> PROBLEM REQUIREMENTS: Return only those lines of the material that contain "icon".

——————————

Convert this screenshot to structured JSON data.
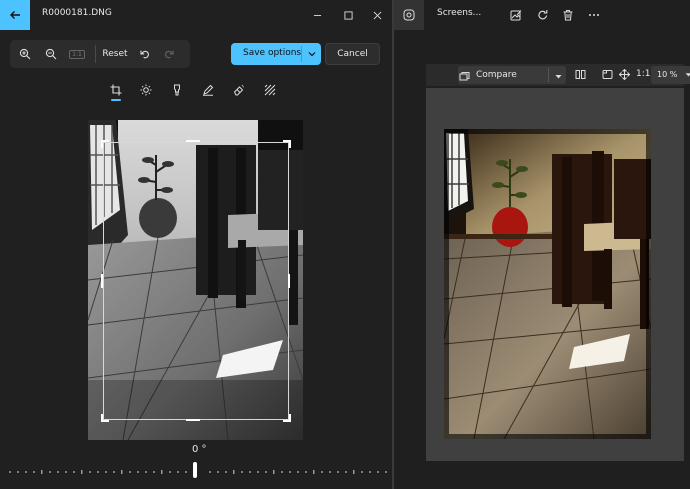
{
  "left_window": {
    "title": "R0000181.DNG",
    "toolbar": {
      "reset_label": "Reset",
      "actual_size_label": "1:1"
    },
    "save_options_label": "Save options",
    "cancel_label": "Cancel",
    "edit_tabs": [
      "crop-icon",
      "brightness-icon",
      "filter-icon",
      "markup-icon",
      "erase-icon",
      "background-icon"
    ],
    "angle_label": "0 °"
  },
  "right_window": {
    "title": "Screens...",
    "toolbar": {
      "compare_label": "Compare",
      "one_to_one_label": "1:1",
      "zoom_value": "10 %"
    }
  },
  "colors": {
    "accent": "#4cc2ff",
    "background": "#202020"
  }
}
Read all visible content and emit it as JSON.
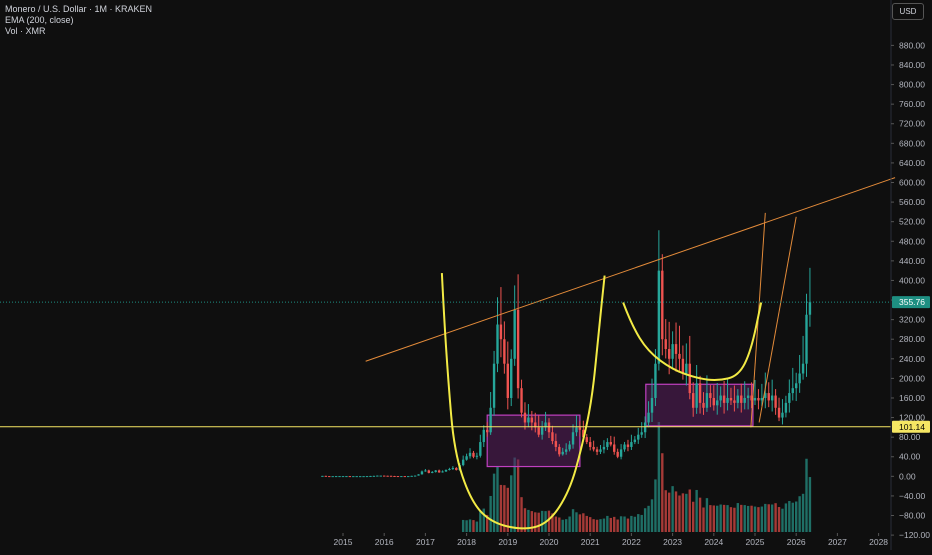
{
  "legend": {
    "symbol": "Monero / U.S. Dollar · 1M · KRAKEN",
    "ema": "EMA (200, close)",
    "volume": "Vol · XMR"
  },
  "currency_button": "USD",
  "colors": {
    "background": "#0f0f0f",
    "up": "#26a69a",
    "down": "#ef5350",
    "vol_up": "#1f6f66",
    "vol_down": "#a53a37",
    "trend": "#e38b3a",
    "support": "#f5e663",
    "price_tag": "#1e8f82",
    "box_stroke": "#c040c0",
    "box_fill": "#5a1f5e"
  },
  "chart_data": {
    "type": "candlestick",
    "interval": "1M",
    "ylim": [
      -130,
      940
    ],
    "y_ticks": [
      -120,
      -80,
      -40,
      0,
      40,
      80,
      120,
      160,
      200,
      240,
      280,
      320,
      360,
      400,
      440,
      480,
      520,
      560,
      600,
      640,
      680,
      720,
      760,
      800,
      840,
      880
    ],
    "y_tick_labels": [
      "−120.00",
      "−80.00",
      "−40.00",
      "0.00",
      "40.00",
      "80.00",
      "120.00",
      "160.00",
      "200.00",
      "240.00",
      "280.00",
      "320.00",
      "360.00",
      "400.00",
      "440.00",
      "480.00",
      "520.00",
      "560.00",
      "600.00",
      "640.00",
      "680.00",
      "720.00",
      "760.00",
      "800.00",
      "840.00",
      "880.00"
    ],
    "x_ticks": [
      2015,
      2016,
      2017,
      2018,
      2019,
      2020,
      2021,
      2022,
      2023,
      2024,
      2025,
      2026,
      2027,
      2028
    ],
    "x_tick_labels": [
      "2015",
      "2016",
      "2017",
      "2018",
      "2019",
      "2020",
      "2021",
      "2022",
      "2023",
      "2024",
      "2025",
      "2026",
      "2027",
      "2028"
    ],
    "last_price": 355.76,
    "last_price_label": "355.76",
    "horizontal_line": 101.14,
    "horizontal_line_label": "101.14",
    "closes": [
      1,
      0.5,
      0.4,
      0.4,
      0.5,
      0.5,
      0.5,
      0.5,
      0.4,
      0.4,
      0.4,
      0.4,
      0.4,
      0.5,
      0.8,
      1,
      1.5,
      1.5,
      1.2,
      1.1,
      0.7,
      0.6,
      0.5,
      0.5,
      0.4,
      0.5,
      1,
      1.5,
      4,
      10,
      12,
      7,
      9,
      12,
      8,
      10,
      13,
      15,
      17,
      13,
      23,
      34,
      41,
      48,
      40,
      42,
      70,
      95,
      90,
      140,
      230,
      310,
      280,
      230,
      160,
      240,
      340,
      180,
      130,
      110,
      120,
      110,
      100,
      85,
      100,
      110,
      90,
      72,
      60,
      45,
      50,
      55,
      65,
      90,
      100,
      95,
      80,
      70,
      60,
      55,
      50,
      55,
      60,
      70,
      65,
      50,
      40,
      55,
      65,
      60,
      70,
      75,
      85,
      90,
      110,
      130,
      160,
      230,
      420,
      280,
      260,
      240,
      270,
      250,
      240,
      210,
      230,
      170,
      140,
      190,
      150,
      140,
      170,
      160,
      145,
      155,
      165,
      150,
      160,
      155,
      150,
      165,
      150,
      160,
      165,
      155,
      160,
      155,
      160,
      170,
      155,
      165,
      140,
      120,
      130,
      150,
      170,
      180,
      190,
      210,
      230,
      330,
      355.76
    ],
    "trendline": {
      "from": [
        2015.55,
        235
      ],
      "to": [
        2028.4,
        610
      ]
    },
    "boxes": [
      {
        "x": [
          2018.5,
          2020.75
        ],
        "y": [
          20,
          125
        ]
      },
      {
        "x": [
          2022.35,
          2024.95
        ],
        "y": [
          103,
          188
        ]
      }
    ],
    "channel": {
      "left": {
        "from": [
          2024.9,
          100
        ],
        "to": [
          2025.25,
          538
        ]
      },
      "right": {
        "from": [
          2025.1,
          110
        ],
        "to": [
          2026.0,
          530
        ]
      }
    },
    "cup_handle_curves": [
      "2017.4,415 2017.45,330 2017.55,200 2017.7,50 2018.1,-50 2018.6,-95 2019.4,-110 2020.0,-95 2020.5,-30 2020.8,60 2021.05,160 2021.2,290 2021.35,410",
      "2021.8,355 2022.0,310 2022.4,255 2023.0,218 2023.6,200 2024.1,195 2024.6,205 2024.9,255 2025.15,355"
    ]
  }
}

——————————

> RESULT OF THE EXERCISE:
      "crop-icon",
      "brightness-icon",
      "filter-icon",
      "markup-icon",
      "erase-icon",
      "background-icon"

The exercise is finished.